YOUR OBJECTIVE: Which lines below include the string "value"? Please show each one.

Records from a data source

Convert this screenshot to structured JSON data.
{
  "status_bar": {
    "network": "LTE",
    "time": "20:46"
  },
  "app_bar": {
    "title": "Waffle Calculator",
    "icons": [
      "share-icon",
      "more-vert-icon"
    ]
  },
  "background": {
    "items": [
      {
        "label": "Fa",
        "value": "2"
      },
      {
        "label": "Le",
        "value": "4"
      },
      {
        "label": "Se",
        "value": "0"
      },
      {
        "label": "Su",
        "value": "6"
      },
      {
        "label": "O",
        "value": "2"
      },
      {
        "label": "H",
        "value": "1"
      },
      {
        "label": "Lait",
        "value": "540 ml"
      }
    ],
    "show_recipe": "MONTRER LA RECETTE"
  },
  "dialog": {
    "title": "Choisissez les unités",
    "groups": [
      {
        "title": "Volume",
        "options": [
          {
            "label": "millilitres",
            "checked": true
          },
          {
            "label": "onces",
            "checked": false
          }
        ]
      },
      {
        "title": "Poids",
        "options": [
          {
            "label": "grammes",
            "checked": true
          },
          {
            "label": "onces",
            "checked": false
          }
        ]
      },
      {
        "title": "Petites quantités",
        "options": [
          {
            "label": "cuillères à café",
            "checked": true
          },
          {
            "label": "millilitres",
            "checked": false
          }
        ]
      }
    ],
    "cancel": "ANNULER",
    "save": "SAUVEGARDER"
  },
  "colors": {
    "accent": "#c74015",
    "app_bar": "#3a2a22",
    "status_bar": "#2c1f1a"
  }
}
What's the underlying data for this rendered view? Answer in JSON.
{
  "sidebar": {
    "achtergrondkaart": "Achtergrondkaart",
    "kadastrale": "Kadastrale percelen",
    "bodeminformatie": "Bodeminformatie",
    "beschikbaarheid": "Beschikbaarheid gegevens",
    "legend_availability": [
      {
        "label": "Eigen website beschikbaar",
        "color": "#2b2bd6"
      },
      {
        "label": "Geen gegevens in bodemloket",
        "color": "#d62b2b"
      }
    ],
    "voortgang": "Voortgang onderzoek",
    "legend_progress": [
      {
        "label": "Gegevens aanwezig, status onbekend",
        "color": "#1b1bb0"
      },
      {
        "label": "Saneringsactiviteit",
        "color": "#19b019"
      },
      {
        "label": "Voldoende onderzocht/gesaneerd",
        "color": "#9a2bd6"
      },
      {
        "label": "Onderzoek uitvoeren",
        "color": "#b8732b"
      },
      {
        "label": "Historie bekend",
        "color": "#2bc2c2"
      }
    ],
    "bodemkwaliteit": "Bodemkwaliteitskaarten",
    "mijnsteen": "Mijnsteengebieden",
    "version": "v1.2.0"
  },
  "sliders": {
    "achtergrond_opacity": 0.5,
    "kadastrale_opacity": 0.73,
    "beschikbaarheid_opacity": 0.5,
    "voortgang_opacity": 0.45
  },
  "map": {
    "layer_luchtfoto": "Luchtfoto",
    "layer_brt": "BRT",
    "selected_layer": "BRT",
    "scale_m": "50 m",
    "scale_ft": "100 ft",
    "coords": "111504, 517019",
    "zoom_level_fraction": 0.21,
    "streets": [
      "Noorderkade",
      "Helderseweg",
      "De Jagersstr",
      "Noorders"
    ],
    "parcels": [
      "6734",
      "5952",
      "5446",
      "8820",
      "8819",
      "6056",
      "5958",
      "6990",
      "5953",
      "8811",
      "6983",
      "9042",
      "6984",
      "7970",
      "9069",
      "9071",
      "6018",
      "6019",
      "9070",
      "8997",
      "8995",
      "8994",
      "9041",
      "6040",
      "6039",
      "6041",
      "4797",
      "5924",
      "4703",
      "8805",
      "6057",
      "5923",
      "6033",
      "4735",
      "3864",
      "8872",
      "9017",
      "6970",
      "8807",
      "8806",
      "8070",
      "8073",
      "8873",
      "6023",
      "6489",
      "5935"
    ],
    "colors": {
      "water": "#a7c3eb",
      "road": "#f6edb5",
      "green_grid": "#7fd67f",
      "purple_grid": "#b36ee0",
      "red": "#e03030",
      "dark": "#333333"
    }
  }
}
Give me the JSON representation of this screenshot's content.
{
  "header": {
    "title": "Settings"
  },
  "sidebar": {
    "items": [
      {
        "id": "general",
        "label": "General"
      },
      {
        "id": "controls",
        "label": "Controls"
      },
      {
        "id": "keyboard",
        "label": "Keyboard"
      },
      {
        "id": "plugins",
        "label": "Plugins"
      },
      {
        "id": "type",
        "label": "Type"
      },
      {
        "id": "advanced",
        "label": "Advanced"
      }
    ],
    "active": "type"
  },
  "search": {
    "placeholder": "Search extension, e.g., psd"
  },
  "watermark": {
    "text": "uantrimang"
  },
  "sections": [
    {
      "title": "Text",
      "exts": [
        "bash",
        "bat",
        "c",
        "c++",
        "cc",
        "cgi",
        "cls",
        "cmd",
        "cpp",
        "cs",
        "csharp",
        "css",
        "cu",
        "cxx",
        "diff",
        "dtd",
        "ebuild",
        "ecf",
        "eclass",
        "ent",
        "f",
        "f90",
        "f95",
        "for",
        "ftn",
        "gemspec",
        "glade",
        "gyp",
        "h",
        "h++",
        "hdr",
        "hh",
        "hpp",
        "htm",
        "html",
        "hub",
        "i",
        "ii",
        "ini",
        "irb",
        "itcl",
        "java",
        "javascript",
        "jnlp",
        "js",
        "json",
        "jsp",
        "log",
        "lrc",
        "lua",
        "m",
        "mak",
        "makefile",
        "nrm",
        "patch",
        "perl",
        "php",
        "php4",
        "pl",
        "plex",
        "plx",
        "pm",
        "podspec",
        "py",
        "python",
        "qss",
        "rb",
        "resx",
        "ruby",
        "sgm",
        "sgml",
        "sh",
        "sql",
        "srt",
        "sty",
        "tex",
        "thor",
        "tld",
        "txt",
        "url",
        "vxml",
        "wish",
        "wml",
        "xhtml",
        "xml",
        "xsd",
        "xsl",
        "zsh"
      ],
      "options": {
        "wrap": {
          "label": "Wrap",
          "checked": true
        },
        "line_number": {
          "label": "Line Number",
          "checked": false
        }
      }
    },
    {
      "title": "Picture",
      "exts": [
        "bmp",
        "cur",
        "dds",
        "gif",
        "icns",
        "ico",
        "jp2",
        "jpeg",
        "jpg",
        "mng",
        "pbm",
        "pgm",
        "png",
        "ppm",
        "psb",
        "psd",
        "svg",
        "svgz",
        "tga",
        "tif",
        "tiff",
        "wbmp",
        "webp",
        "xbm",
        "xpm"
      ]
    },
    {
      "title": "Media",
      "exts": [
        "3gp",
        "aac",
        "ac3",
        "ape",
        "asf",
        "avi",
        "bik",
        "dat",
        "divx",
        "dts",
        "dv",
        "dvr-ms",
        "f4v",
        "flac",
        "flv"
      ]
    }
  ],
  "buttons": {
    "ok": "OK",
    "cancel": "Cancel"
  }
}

ANSWER TO THIS TASK:
        "value": "2"
        "value": "4"
        "value": "0"
        "value": "6"
        "value": "2"
        "value": "1"
        "value": "540 ml"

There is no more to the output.